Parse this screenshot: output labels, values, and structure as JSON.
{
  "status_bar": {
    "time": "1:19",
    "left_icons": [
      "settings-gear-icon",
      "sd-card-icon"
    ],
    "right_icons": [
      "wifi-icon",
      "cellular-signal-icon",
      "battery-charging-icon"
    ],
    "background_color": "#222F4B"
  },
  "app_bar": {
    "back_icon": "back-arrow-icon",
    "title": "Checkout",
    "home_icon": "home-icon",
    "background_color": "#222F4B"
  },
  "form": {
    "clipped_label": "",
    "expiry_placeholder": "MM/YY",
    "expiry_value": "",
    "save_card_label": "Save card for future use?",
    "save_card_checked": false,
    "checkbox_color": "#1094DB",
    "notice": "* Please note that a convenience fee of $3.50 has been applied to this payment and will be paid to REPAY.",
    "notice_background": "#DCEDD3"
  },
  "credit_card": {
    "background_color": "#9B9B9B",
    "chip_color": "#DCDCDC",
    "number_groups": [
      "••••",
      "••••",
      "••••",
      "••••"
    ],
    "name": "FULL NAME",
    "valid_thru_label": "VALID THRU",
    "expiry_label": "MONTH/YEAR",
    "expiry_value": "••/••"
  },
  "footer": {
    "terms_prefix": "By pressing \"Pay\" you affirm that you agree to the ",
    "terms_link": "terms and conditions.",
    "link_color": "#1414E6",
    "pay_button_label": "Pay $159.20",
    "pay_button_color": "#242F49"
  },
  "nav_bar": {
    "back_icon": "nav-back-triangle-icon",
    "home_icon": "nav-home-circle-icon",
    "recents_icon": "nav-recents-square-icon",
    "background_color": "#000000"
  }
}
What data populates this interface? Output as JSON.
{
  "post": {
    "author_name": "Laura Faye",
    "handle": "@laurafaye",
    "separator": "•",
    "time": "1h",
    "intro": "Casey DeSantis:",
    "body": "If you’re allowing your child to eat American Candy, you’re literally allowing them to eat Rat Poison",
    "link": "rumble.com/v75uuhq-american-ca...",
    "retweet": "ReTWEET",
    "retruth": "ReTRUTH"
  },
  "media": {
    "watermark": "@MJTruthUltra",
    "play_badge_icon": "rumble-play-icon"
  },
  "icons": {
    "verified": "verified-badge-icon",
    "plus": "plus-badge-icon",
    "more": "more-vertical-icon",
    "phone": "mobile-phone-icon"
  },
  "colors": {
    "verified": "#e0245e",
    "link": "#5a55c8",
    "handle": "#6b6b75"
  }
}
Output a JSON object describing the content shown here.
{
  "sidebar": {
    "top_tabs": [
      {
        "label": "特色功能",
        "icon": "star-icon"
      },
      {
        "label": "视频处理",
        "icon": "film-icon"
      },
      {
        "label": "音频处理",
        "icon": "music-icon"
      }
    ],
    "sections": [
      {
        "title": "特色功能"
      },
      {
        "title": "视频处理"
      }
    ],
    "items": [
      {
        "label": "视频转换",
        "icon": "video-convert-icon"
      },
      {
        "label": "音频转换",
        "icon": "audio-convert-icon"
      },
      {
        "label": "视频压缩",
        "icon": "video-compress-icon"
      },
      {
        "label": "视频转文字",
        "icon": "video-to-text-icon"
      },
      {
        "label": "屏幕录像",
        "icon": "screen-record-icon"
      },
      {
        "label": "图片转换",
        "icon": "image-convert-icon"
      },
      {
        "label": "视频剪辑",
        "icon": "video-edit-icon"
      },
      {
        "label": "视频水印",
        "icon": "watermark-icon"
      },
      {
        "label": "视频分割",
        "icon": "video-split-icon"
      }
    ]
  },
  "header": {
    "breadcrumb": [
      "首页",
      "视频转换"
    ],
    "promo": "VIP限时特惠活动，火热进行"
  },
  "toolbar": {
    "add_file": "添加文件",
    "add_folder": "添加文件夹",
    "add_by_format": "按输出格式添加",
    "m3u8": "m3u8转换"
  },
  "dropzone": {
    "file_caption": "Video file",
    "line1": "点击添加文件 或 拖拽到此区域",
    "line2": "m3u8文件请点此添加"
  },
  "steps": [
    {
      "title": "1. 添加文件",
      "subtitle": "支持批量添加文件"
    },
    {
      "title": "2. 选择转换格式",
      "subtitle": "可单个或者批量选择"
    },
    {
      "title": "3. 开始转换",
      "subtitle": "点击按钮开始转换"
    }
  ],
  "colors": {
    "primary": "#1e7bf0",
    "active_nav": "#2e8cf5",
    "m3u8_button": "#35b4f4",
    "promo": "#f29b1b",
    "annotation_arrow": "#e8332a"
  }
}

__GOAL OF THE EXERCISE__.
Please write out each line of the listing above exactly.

__ANSWER TO THE EXERCISE__.
Parse this screenshot: output labels, values, and structure as JSON.
{
  "status_bar": {
    "time": "1:19",
    "left_icons": [
      "settings-gear-icon",
      "sd-card-icon"
    ],
    "right_icons": [
      "wifi-icon",
      "cellular-signal-icon",
      "battery-charging-icon"
    ],
    "background_color": "#222F4B"
  },
  "app_bar": {
    "back_icon": "back-arrow-icon",
    "title": "Checkout",
    "home_icon": "home-icon",
    "background_color": "#222F4B"
  },
  "form": {
    "clipped_label": "",
    "expiry_placeholder": "MM/YY",
    "expiry_value": "",
    "save_card_label": "Save card for future use?",
    "save_card_checked": false,
    "checkbox_color": "#1094DB",
    "notice": "* Please note that a convenience fee of $3.50 has been applied to this payment and will be paid to REPAY.",
    "notice_background": "#DCEDD3"
  },
  "credit_card": {
    "background_color": "#9B9B9B",
    "chip_color": "#DCDCDC",
    "number_groups": [
      "••••",
      "••••",
      "••••",
      "••••"
    ],
    "name": "FULL NAME",
    "valid_thru_label": "VALID THRU",
    "expiry_label": "MONTH/YEAR",
    "expiry_value": "••/••"
  },
  "footer": {
    "terms_prefix": "By pressing \"Pay\" you affirm that you agree to the ",
    "terms_link": "terms and conditions.",
    "link_color": "#1414E6",
    "pay_button_label": "Pay $159.20",
    "pay_button_color": "#242F49"
  },
  "nav_bar": {
    "back_icon": "nav-back-triangle-icon",
    "home_icon": "nav-home-circle-icon",
    "recents_icon": "nav-recents-square-icon",
    "background_color": "#000000"
  }
}
What data populates this interface? Output as JSON.
{
  "post": {
    "author_name": "Laura Faye",
    "handle": "@laurafaye",
    "separator": "•",
    "time": "1h",
    "intro": "Casey DeSantis:",
    "body": "If you’re allowing your child to eat American Candy, you’re literally allowing them to eat Rat Poison",
    "link": "rumble.com/v75uuhq-american-ca...",
    "retweet": "ReTWEET",
    "retruth": "ReTRUTH"
  },
  "media": {
    "watermark": "@MJTruthUltra",
    "play_badge_icon": "rumble-play-icon"
  },
  "icons": {
    "verified": "verified-badge-icon",
    "plus": "plus-badge-icon",
    "more": "more-vertical-icon",
    "phone": "mobile-phone-icon"
  },
  "colors": {
    "verified": "#e0245e",
    "link": "#5a55c8",
    "handle": "#6b6b75"
  }
}
Output a JSON object describing the content shown here.
{
  "sidebar": {
    "top_tabs": [
      {
        "label": "特色功能",
        "icon": "star-icon"
      },
      {
        "label": "视频处理",
        "icon": "film-icon"
      },
      {
        "label": "音频处理",
        "icon": "music-icon"
      }
    ],
    "sections": [
      {
        "title": "特色功能"
      },
      {
        "title": "视频处理"
      }
    ],
    "items": [
      {
        "label": "视频转换",
        "icon": "video-convert-icon"
      },
      {
        "label": "音频转换",
        "icon": "audio-convert-icon"
      },
      {
        "label": "视频压缩",
        "icon": "video-compress-icon"
      },
      {
        "label": "视频转文字",
        "icon": "video-to-text-icon"
      },
      {
        "label": "屏幕录像",
        "icon": "screen-record-icon"
      },
      {
        "label": "图片转换",
        "icon": "image-convert-icon"
      },
      {
        "label": "视频剪辑",
        "icon": "video-edit-icon"
      },
      {
        "label": "视频水印",
        "icon": "watermark-icon"
      },
      {
        "label": "视频分割",
        "icon": "video-split-icon"
      }
    ]
  },
  "header": {
    "breadcrumb": [
      "首页",
      "视频转换"
    ],
    "promo": "VIP限时特惠活动，火热进行"
  },
  "toolbar": {
    "add_file": "添加文件",
    "add_folder": "添加文件夹",
    "add_by_format": "按输出格式添加",
    "m3u8": "m3u8转换"
  },
  "dropzone": {
    "file_caption": "Video file",
    "line1": "点击添加文件 或 拖拽到此区域",
    "line2": "m3u8文件请点此添加"
  },
  "steps": [
    {
      "title": "1. 添加文件",
      "subtitle": "支持批量添加文件"
    },
    {
      "title": "2. 选择转换格式",
      "subtitle": "可单个或者批量选择"
    },
    {
      "title": "3. 开始转换",
      "subtitle": "点击按钮开始转换"
    }
  ],
  "colors": {
    "primary": "#1e7bf0",
    "active_nav": "#2e8cf5",
    "m3u8_button": "#35b4f4",
    "promo": "#f29b1b",
    "annotation_arrow": "#e8332a"
  }
}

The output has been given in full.